Last week, I wrote a quick report about a new coworking space network for Shareable.net. The network, with the slightly cheesy name of “The League of Extraordinary Coworking Spaces,” or LEXC for short, was designed to provide a seamless coworking experience for mobile professionals on the go in the United States.
Here’s a little excerpt of the Shareable article:
.”..Traveling, a common requirement for remote and freelance professionals, presents a unique problem for coworking regulars. Not only can it be arduous to locate a coworking space in a new city, but drop-in fees can be an unwelcome expense.
For years coworkers have longed for a streamlined way to access coworking spaces around the world without worrying about membership cards and extra costs. And now it seems that something has arrived.
LEXC is a unique network of coworking spaces with a common standard of excellence. LEXC venues have come together to provide, for the first time, a seamless coworking experience in cities around the US. At long last, members of any LEXC venue now enjoy trusted access and full privileges at any other venue in the network. If you’re a member of one LEXC venue, you’re now a member of all LEXC venues.”
As I shared the piece with my coworking colleagues via social media, I was slightly surprised to see a less than enthusiastic response to this news.
“Oh, I didn’t realize that there were 6 spaces better than the rest,” stated one friend.
“Feels exclusive to me. Concerned about one group determining what spaces are ‘qualified,’” tweeted another.
While I tend to automatically embrace anything that makes it easier for individuals to access the global coworking community, I realized that these cynics had a point: no where on the LEXC.org site did it state what made a coworking space “excellent” or how they had decided which six spaces to include at launch.
Coming from a global community that embraces coworking in many different shapes and sizes, and that in general rejects hierarchy or exclusivity, these were valid concerns.

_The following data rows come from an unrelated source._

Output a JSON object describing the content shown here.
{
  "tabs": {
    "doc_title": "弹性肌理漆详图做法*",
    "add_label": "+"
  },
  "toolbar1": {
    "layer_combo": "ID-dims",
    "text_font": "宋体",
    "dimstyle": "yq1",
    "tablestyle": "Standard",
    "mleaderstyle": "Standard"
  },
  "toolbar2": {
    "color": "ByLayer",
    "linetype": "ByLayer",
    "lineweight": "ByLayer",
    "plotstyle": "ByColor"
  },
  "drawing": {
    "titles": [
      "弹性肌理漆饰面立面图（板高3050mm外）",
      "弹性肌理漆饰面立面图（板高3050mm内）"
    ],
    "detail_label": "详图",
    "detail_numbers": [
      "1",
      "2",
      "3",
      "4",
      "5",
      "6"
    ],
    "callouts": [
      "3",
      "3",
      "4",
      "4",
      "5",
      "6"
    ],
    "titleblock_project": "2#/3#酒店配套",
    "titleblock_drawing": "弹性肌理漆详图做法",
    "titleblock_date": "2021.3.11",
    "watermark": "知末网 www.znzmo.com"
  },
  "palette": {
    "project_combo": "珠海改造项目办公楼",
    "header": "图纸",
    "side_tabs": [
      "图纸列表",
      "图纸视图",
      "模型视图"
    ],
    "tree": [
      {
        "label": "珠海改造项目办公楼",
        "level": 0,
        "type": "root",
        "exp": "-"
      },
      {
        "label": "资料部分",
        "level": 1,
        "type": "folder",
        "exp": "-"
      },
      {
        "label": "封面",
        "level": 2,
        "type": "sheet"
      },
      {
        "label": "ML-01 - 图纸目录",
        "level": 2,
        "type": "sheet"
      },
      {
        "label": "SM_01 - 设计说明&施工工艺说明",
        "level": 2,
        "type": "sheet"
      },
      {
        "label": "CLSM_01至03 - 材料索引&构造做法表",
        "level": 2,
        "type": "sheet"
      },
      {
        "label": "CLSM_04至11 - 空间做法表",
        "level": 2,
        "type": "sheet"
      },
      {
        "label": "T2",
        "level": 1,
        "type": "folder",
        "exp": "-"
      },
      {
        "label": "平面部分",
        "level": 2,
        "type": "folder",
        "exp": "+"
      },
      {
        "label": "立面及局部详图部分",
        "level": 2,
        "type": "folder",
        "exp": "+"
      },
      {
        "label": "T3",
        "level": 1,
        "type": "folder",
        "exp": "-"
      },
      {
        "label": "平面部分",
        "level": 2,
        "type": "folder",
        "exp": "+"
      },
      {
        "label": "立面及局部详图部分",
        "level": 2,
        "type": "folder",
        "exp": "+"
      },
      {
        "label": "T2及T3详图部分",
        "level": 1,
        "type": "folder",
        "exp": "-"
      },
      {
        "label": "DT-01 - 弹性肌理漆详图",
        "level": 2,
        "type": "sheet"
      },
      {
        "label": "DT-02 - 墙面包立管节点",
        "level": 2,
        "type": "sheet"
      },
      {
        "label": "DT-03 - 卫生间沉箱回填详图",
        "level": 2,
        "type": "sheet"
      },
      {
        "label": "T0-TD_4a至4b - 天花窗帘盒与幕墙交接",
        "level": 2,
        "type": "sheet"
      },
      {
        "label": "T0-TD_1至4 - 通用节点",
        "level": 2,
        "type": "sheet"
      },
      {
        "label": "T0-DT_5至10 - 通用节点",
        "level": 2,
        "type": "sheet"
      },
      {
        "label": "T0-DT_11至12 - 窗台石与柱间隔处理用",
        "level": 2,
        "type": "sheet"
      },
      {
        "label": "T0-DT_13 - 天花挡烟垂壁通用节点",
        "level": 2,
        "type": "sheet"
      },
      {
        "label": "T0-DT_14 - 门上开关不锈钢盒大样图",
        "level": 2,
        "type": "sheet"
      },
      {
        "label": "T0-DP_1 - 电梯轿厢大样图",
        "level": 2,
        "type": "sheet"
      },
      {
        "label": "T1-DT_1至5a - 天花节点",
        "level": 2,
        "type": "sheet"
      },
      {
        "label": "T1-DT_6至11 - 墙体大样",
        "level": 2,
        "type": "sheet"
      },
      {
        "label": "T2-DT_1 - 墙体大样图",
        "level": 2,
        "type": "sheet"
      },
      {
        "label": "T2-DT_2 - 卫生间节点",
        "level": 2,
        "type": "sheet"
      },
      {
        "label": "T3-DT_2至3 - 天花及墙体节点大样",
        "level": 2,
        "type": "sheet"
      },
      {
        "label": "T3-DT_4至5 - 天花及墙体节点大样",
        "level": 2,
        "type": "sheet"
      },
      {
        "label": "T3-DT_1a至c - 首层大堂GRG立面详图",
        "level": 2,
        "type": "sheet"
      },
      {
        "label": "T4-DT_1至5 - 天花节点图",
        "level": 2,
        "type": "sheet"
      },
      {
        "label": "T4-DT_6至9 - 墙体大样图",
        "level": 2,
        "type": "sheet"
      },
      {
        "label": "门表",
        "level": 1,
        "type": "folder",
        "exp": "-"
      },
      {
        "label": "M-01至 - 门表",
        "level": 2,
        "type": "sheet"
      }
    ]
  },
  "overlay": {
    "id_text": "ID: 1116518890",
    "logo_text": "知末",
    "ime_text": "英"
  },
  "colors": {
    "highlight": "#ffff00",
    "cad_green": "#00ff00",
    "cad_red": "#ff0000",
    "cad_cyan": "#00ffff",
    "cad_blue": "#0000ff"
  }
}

In the interest of clarification, I decided to ask LEXC to provide some insight into the criteria by which they’ll be judging applicants, and what they’re doing to ensure that LEXC is truly about enhanced access for traveling coworkers and not just about a “club” for coworking spaces that have the best funding/amenities.
According to Bill Jacobson of WorkBar in Boston, a few of the things that define LEXC locations include:
- all are in the prime business of running a coworking space — this isn’t a side project of another main tenant of the space.
- all provide a mix of hotdesk and dedicated workspaces.
- all are professionally managed by full-time, dedicated personnel.
- all thrive on being a diverse community of professionals interested in joining a coworking space to hone and share their skills as much as a place to grow their business.
- all are committed to providing a combination of workspace, events and education to support members and the surrounding community.
“Hopefully that explains what we mean when we say ‘excellent,’” said Jacobson. “By it, we express that a venue is a truly excellent example of a coworking space. Any qualitative criteria are ultimately subjective, but it’s quite reasonable to say that not all coworking spaces fit these criteria. It’s also reasonable to say that these criteria can make any coworking space better. These are finally, characteristics that we want LEXC members to uniformly expect no matter where they choose to work.”
So it would seem that LEXC’s position is not so much about exclusivity or hierarchy but rather, about offering the user community a dependable experience from the user’s point of view. It’s user-centric versus provider-centric. That’s an important distinction, with emphasis on trust and dependability for the coworkers themselves.
“LEXC is not as much about hierarchy as it is about aspirations and standards,” added Jerome Chang of BLANKSPACES. “Our aim is simply to provide a great experience. With a fast-growing and increasingly mobile user community and so many different coworking spaces out there, the founding spaces felt we all believed in achieving the same ideals in similar ways. We offer the coworking community a dependable and rewarding experience wherever they find us. This includes everything from ease in locating and booking workspace, to maintaining a clean, friendly, professional environment with commercial grade furnishings and furnishings and infrastructure. We look forward to having others join us who share the same collection of ideals, from service and culture to operations and environment.”
In light of these clarifications, I’d like to re-pose my original question: What do you guys think about LEXC? Does it make coworking spaces more accessible or exclusive? Share your thoughts in a comment or message me on Twitter.